Thursday, September 9, 2010
Most students blame the attacks on a small group of trouble-makers and don't endorse the violent actions that have been taken against another minority group. In the wake of this violence, the school has established 50-50 programs that bring together groups of Asian and African-American students to participate in school-sponsored group outings. In addition, more bilingual trainers and diversity training has been added.
Wednesday, September 8, 2010
Tuesday, September 7, 2010
Monday, September 6, 2010
Friday, September 3, 2010
1. Majority of Caesareans done before labor, August 31, 2010, New York Times
Brief Intro: "A new study suggests several reasons for the nation’s rising Caesarean section rate, including the increased use of drugs to induce labor, the tendency to give up on labor too soon and deliver babies surgically instead of waiting for nature to take its course, and the failure to allow women with previous Caesareans to try to give birth vaginally."
2. Returning to classrooms and to severe headaches, August 30, 2010, New York Times
Brief Intro: "Doctors say frequent headaches and migraines are among the most common childhood health complaints, yet the problem gets surprisingly little attention from the medical community. Many pediatricians and parents view migraines as an adult condition. And because many children complain of headaches more often during the school year than the summer, parents often think a child is exaggerating symptoms to get out of schoolwork."
3. Child's ordeal shows risks of psychosis drugs for young, September 1, 2010, New York Times
Brief Intro: "More than 500,000 children and adolescents in America are now taking antipsychotic drugs, according to a September 2009 report by the Food and Drug Administration. Their use is growing not only among older teenagers, when schizophrenia is believed to emerge, but also among tens of thousands of preschoolers.

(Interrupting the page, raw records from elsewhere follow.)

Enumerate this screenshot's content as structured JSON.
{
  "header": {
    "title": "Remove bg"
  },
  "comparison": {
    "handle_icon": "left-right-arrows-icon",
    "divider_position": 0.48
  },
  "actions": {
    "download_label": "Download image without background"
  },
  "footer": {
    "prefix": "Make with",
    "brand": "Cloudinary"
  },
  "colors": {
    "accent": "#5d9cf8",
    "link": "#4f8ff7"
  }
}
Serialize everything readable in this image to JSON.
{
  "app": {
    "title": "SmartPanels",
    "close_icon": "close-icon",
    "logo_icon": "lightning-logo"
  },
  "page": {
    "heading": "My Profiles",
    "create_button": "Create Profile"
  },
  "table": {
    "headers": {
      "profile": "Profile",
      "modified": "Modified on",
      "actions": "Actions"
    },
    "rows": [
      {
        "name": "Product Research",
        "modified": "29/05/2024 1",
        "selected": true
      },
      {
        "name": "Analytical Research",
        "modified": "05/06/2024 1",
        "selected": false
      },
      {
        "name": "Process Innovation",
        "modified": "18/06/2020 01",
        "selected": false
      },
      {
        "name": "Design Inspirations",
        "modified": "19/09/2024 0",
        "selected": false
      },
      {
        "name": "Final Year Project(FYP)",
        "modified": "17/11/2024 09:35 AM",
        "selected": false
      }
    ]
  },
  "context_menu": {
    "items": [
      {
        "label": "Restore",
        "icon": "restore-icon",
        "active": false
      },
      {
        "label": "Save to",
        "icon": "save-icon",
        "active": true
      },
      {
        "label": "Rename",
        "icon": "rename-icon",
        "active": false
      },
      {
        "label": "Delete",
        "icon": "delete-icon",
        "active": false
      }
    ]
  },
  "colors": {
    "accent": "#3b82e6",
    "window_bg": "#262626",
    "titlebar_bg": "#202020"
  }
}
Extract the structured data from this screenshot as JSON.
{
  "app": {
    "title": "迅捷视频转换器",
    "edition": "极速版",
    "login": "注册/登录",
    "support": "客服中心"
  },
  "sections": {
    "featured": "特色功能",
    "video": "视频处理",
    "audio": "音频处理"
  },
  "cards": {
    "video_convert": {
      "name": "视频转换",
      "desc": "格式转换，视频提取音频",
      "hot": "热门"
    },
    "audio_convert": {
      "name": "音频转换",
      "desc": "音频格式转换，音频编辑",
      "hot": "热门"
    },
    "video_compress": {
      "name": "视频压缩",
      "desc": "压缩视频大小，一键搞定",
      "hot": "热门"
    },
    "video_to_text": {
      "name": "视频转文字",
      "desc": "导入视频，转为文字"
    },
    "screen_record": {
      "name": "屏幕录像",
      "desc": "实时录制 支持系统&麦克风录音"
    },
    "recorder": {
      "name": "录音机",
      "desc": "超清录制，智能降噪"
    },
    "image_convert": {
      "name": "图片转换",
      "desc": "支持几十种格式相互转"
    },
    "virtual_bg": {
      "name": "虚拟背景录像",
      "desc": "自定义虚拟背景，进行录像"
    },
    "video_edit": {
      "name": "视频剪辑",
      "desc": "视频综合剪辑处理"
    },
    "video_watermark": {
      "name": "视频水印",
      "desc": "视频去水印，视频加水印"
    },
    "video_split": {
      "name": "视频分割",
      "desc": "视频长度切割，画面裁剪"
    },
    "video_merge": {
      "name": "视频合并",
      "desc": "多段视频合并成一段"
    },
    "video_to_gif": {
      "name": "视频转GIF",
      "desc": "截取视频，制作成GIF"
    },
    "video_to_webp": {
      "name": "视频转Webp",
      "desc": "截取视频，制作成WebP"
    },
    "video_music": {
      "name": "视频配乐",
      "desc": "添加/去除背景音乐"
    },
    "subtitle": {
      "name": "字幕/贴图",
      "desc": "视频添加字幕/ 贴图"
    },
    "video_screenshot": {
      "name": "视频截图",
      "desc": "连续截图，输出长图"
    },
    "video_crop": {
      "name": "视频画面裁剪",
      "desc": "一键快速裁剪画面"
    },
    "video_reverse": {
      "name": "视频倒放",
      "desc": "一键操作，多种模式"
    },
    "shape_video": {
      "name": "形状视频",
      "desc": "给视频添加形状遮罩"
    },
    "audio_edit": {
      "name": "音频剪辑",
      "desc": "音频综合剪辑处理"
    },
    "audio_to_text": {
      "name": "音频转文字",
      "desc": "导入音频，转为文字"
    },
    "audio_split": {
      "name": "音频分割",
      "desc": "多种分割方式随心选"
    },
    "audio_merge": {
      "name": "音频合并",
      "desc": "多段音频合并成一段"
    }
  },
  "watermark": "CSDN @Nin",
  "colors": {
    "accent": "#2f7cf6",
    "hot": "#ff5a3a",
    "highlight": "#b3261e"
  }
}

A Columbia University study recently found a doubling of the rate of prescribing antipsychotic drugs for privately insured 2- to 5-year-olds from 2000 to 2007. Only 40 percent of them had received a proper mental health assessment, violating practice standards from the American Academy of Child and Adolescent Psychiatry."4. Improving access to health care data, September 1, 2010, JAMA
Brief Into: "The April 2010 release of the Department of Health and Human Services' (DHHS’) Open Government strategy was a major step forward in expanding health data access. The DHHS developed the strategy in response to President Obama's Open Government Directive.."
1. Deal would provide dialysis to illegal immigrants in Atlanta, August 31, 2010, New York Times
Brief Intro: "Thirty-eight end-stage renal patients, most of them illegal immigrants, would receive the dialysis they need to stay alive at no cost under a rough agreement brokered Tuesday among local dialysis providers and Atlanta’s safety-net hospital, Grady Memorial."
Thursday, September 2, 2010
Sheila ultimately had to drop out of chemotherapy and was told by her doctor to go to the county hospital. She went in for another checkup and was told the cancer had spread but the nurse on the phone told her that they could not help her as she did not have insurance.
I highly recommend this video to those interested in learning more about the serious barriers uninsured patients face.